• Probably it has nothing to do with all this, but some time ago I noticed that the zlib dynamic library linked to the Mathematica executable is strangely defined on OSX : when you inspect with otool -L /Applications/Mathematica.app/Contents/MacOS/Mathematica, among all the dyn. libs which are listed, only the zlib one refers to an unsual path : /home/usr2/bobh/Downloads/Zcompile/zlib-1.2.5/Mac32/lib/libz.1.dylib. Of course no such path exists on my desktop, and the zlib library seems to load anyway ... ? Just curious why is that way. Sorry if it has no connection with the current post. – SquareOne Feb 20 '15 at 18:31
• By the way, I am a Rocket Scientist.

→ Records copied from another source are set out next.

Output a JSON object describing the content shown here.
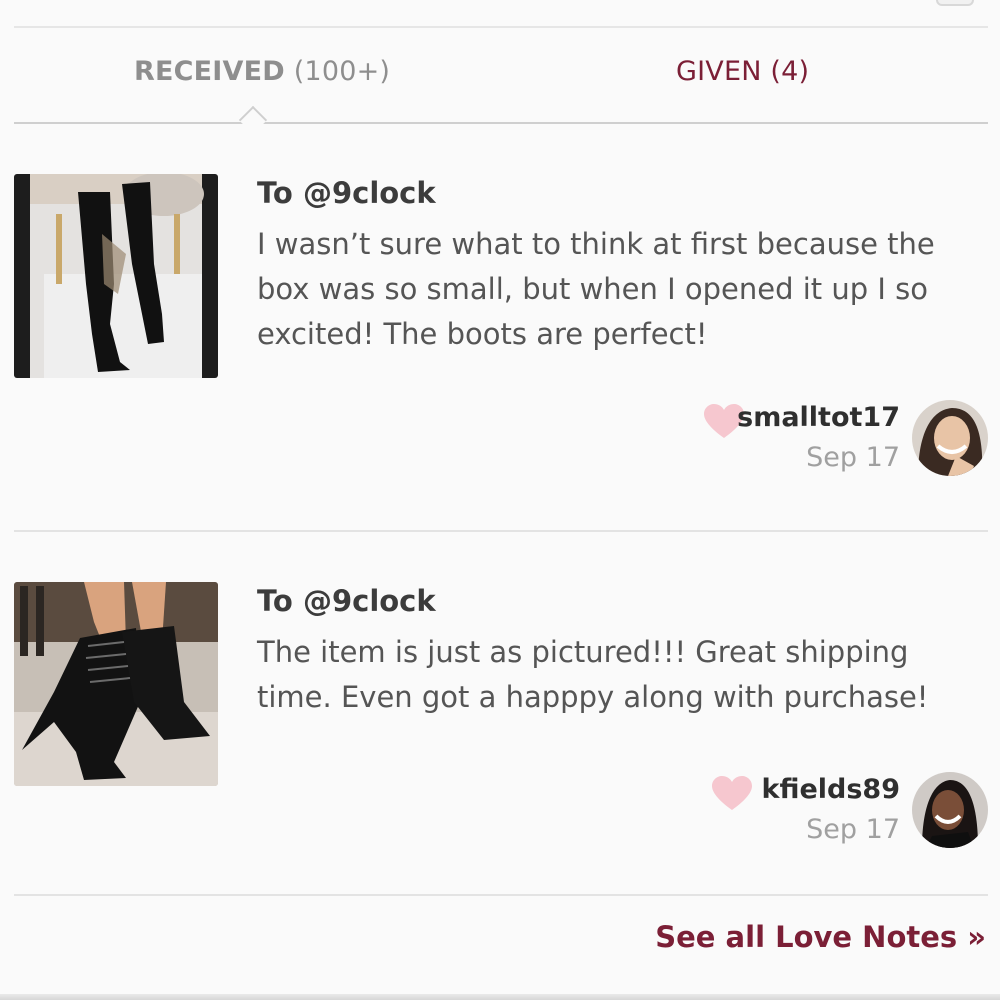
{
  "tabs": {
    "received_name": "RECEIVED",
    "received_count": "(100+)",
    "given": "GIVEN (4)"
  },
  "notes": [
    {
      "to": "To @9clock",
      "text": "I wasn’t sure what to think at first because the box was so small, but when I opened it up I so excited! The boots are perfect!",
      "username": "smalltot17",
      "date": "Sep 17",
      "thumb_icon": "over-the-knee-black-boots-photo",
      "avatar_icon": "smiling-woman-avatar"
    },
    {
      "to": "To @9clock",
      "text": "The item is just as pictured!!! Great shipping time. Even got a happpy along with purchase!",
      "username": "kfields89",
      "date": "Sep 17",
      "thumb_icon": "black-lace-up-heels-photo",
      "avatar_icon": "smiling-woman-avatar"
    }
  ],
  "footer": {
    "see_all": "See all Love Notes »"
  },
  "colors": {
    "accent": "#7b1f36",
    "heart": "#f6c7cf",
    "muted": "#8e8e8e"
  }
}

So I can easily see how Brain Surgeons would mess up the specification. :-) – Mark Adler Feb 20 '15 at 21:42
• @MarkAdler there are actually two undocumented built-in functions to work with zlib streams in Mathematica: DeveloperRawCompress[] and DeveloperRawUncompress[]. Their syntax is described in the answer below. – Shadowray Mar 21 '17 at 0:22
• I have just realized that you are the author of zlib and your code can be found basically in every app! (On my PC there are 210 executables containing string Mark Adler :) It is a pleasure to meet you here! – Shadowray Mar 21 '17 at 23:38

A simple, efficient, but undocumented way to use zlib deflate algorithm in Mathematica is to utilize the functions DeveloperRawCompress[] and DeveloperRawUncompress[].

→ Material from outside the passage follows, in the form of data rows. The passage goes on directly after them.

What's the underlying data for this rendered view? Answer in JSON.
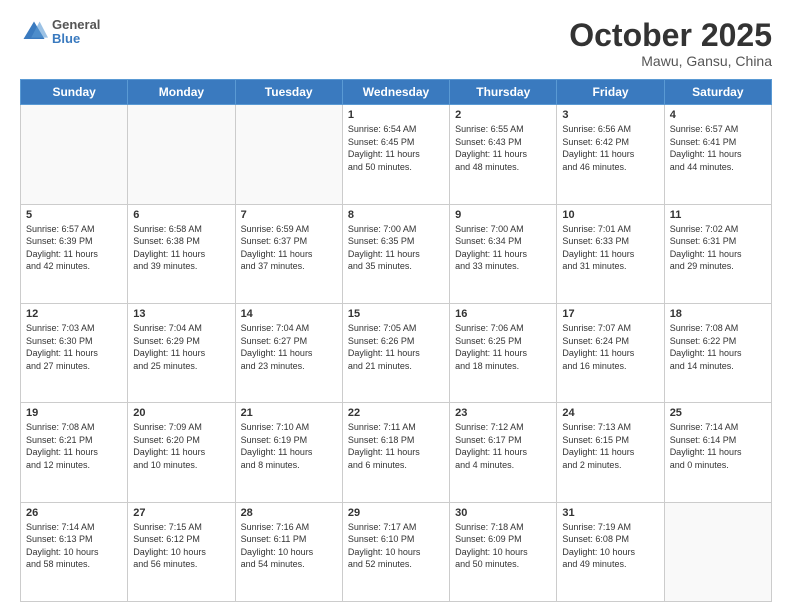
{
  "header": {
    "logo": {
      "line1": "General",
      "line2": "Blue"
    },
    "title": "October 2025",
    "location": "Mawu, Gansu, China"
  },
  "weekdays": [
    "Sunday",
    "Monday",
    "Tuesday",
    "Wednesday",
    "Thursday",
    "Friday",
    "Saturday"
  ],
  "weeks": [
    [
      {
        "day": "",
        "info": ""
      },
      {
        "day": "",
        "info": ""
      },
      {
        "day": "",
        "info": ""
      },
      {
        "day": "1",
        "info": "Sunrise: 6:54 AM\nSunset: 6:45 PM\nDaylight: 11 hours\nand 50 minutes."
      },
      {
        "day": "2",
        "info": "Sunrise: 6:55 AM\nSunset: 6:43 PM\nDaylight: 11 hours\nand 48 minutes."
      },
      {
        "day": "3",
        "info": "Sunrise: 6:56 AM\nSunset: 6:42 PM\nDaylight: 11 hours\nand 46 minutes."
      },
      {
        "day": "4",
        "info": "Sunrise: 6:57 AM\nSunset: 6:41 PM\nDaylight: 11 hours\nand 44 minutes."
      }
    ],
    [
      {
        "day": "5",
        "info": "Sunrise: 6:57 AM\nSunset: 6:39 PM\nDaylight: 11 hours\nand 42 minutes."
      },
      {
        "day": "6",
        "info": "Sunrise: 6:58 AM\nSunset: 6:38 PM\nDaylight: 11 hours\nand 39 minutes."
      },
      {
        "day": "7",
        "info": "Sunrise: 6:59 AM\nSunset: 6:37 PM\nDaylight: 11 hours\nand 37 minutes."
      },
      {
        "day": "8",
        "info": "Sunrise: 7:00 AM\nSunset: 6:35 PM\nDaylight: 11 hours\nand 35 minutes."
      },
      {
        "day": "9",
        "info": "Sunrise: 7:00 AM\nSunset: 6:34 PM\nDaylight: 11 hours\nand 33 minutes."
      },
      {
        "day": "10",
        "info": "Sunrise: 7:01 AM\nSunset: 6:33 PM\nDaylight: 11 hours\nand 31 minutes."
      },
      {
        "day": "11",
        "info": "Sunrise: 7:02 AM\nSunset: 6:31 PM\nDaylight: 11 hours\nand 29 minutes."
      }
    ],
    [
      {
        "day": "12",
        "info": "Sunrise: 7:03 AM\nSunset: 6:30 PM\nDaylight: 11 hours\nand 27 minutes."
      },
      {
        "day": "13",
        "info": "Sunrise: 7:04 AM\nSunset: 6:29 PM\nDaylight: 11 hours\nand 25 minutes."
      },
      {
        "day": "14",
        "info": "Sunrise: 7:04 AM\nSunset: 6:27 PM\nDaylight: 11 hours\nand 23 minutes."
      },
      {
        "day": "15",
        "info": "Sunrise: 7:05 AM\nSunset: 6:26 PM\nDaylight: 11 hours\nand 21 minutes."
      },
      {
        "day": "16",
        "info": "Sunrise: 7:06 AM\nSunset: 6:25 PM\nDaylight: 11 hours\nand 18 minutes."
      },
      {
        "day": "17",
        "info": "Sunrise: 7:07 AM\nSunset: 6:24 PM\nDaylight: 11 hours\nand 16 minutes."
      },
      {
        "day": "18",
        "info": "Sunrise: 7:08 AM\nSunset: 6:22 PM\nDaylight: 11 hours\nand 14 minutes."
      }
    ],
    [
      {
        "day": "19",
        "info": "Sunrise: 7:08 AM\nSunset: 6:21 PM\nDaylight: 11 hours\nand 12 minutes."
      },
      {
        "day": "20",
        "info": "Sunrise: 7:09 AM\nSunset: 6:20 PM\nDaylight: 11 hours\nand 10 minutes."
      },
      {
        "day": "21",
        "info": "Sunrise: 7:10 AM\nSunset: 6:19 PM\nDaylight: 11 hours\nand 8 minutes."
      },
      {
        "day": "22",
        "info": "Sunrise: 7:11 AM\nSunset: 6:18 PM\nDaylight: 11 hours\nand 6 minutes."
      },
      {
        "day": "23",
        "info": "Sunrise: 7:12 AM\nSunset: 6:17 PM\nDaylight: 11 hours\nand 4 minutes."
      },
      {
        "day": "24",
        "info": "Sunrise: 7:13 AM\nSunset: 6:15 PM\nDaylight: 11 hours\nand 2 minutes."
      },
      {
        "day": "25",
        "info": "Sunrise: 7:14 AM\nSunset: 6:14 PM\nDaylight: 11 hours\nand 0 minutes."
      }
    ],
    [
      {
        "day": "26",
        "info": "Sunrise: 7:14 AM\nSunset: 6:13 PM\nDaylight: 10 hours\nand 58 minutes."
      },
      {
        "day": "27",
        "info": "Sunrise: 7:15 AM\nSunset: 6:12 PM\nDaylight: 10 hours\nand 56 minutes."
      },
      {
        "day": "28",
        "info": "Sunrise: 7:16 AM\nSunset: 6:11 PM\nDaylight: 10 hours\nand 54 minutes."
      },
      {
        "day": "29",
        "info": "Sunrise: 7:17 AM\nSunset: 6:10 PM\nDaylight: 10 hours\nand 52 minutes."
      },
      {
        "day": "30",
        "info": "Sunrise: 7:18 AM\nSunset: 6:09 PM\nDaylight: 10 hours\nand 50 minutes."
      },
      {
        "day": "31",
        "info": "Sunrise: 7:19 AM\nSunset: 6:08 PM\nDaylight: 10 hours\nand 49 minutes."
      },
      {
        "day": "",
        "info": ""
      }
    ]
  ]
}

They have the following syntax:

zlibStreamBytes = DeveloperRawCompress[uncompressedDataBytes]
uncompressedDataBytes = DeveloperRawUncompress[zlibStreamBytes]


Input and output of both functions are list of bytes, where each byte is an integer from 0 to 255.

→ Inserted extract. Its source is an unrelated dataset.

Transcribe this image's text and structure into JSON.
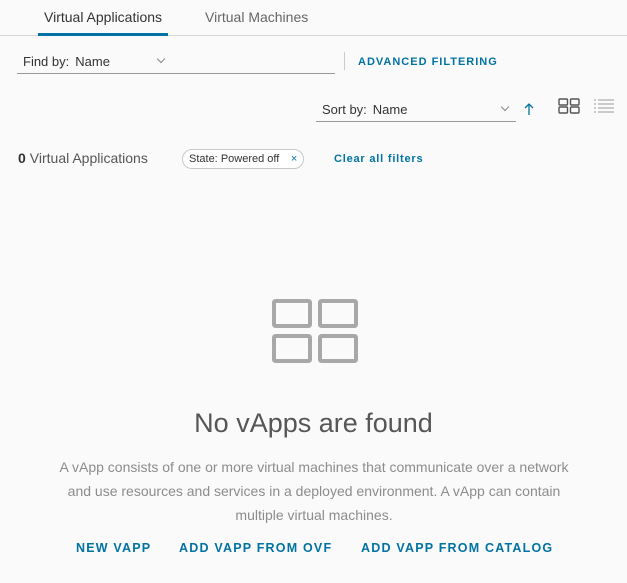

uncompressedDataBytes represents a list of bytes one wants to compress.

zlibStreamBytes is a list of bytes representing zlib stream.

Simple example:

uncompressedDataBytes = ConstantArray[42, 30];
zlibStreamBytes = DeveloperRawCompress[uncompressedDataBytes]


{120, 156, 211, 210, 194, 7, 0, 76, 104, 4, 237}

uncompressedDataBytes = DeveloperRawUncompress[zlibStreamBytes]


{42, 42, 42, 42, 42, 42, 42, 42, 42, 42, 42, 42, 42, 42, 42, 42, 42, 42, 42, 42, 42, 42, 42, 42, 42, 42, 42, 42, 42, 42}

data = "eJwNylEVgDAMQ9EIwAAGMNDvNQiYAQzUAAZmY7MxG60NdJC/vHsCAJW9VWZb83RtB4avOd1sq9MjPhlYeVAfRlw0MwK3rMseWche2eAPY5cekQ==";

If you want to use only documented features you can write your own LibraryLink wrapper around zlib. Such method will give the same high performance as Developer* functions, but will require compilation of a dynamic library for each operating system you use.
• Users should note that the Raw` in the names is a bit of a misnomer, as the functions are producing and consuming the zlib format, not the raw deflate format. The zlib format has a two-byte header and four-byte trailer around the deflate format. – Mark Adler Mar 21 '17 at 1:00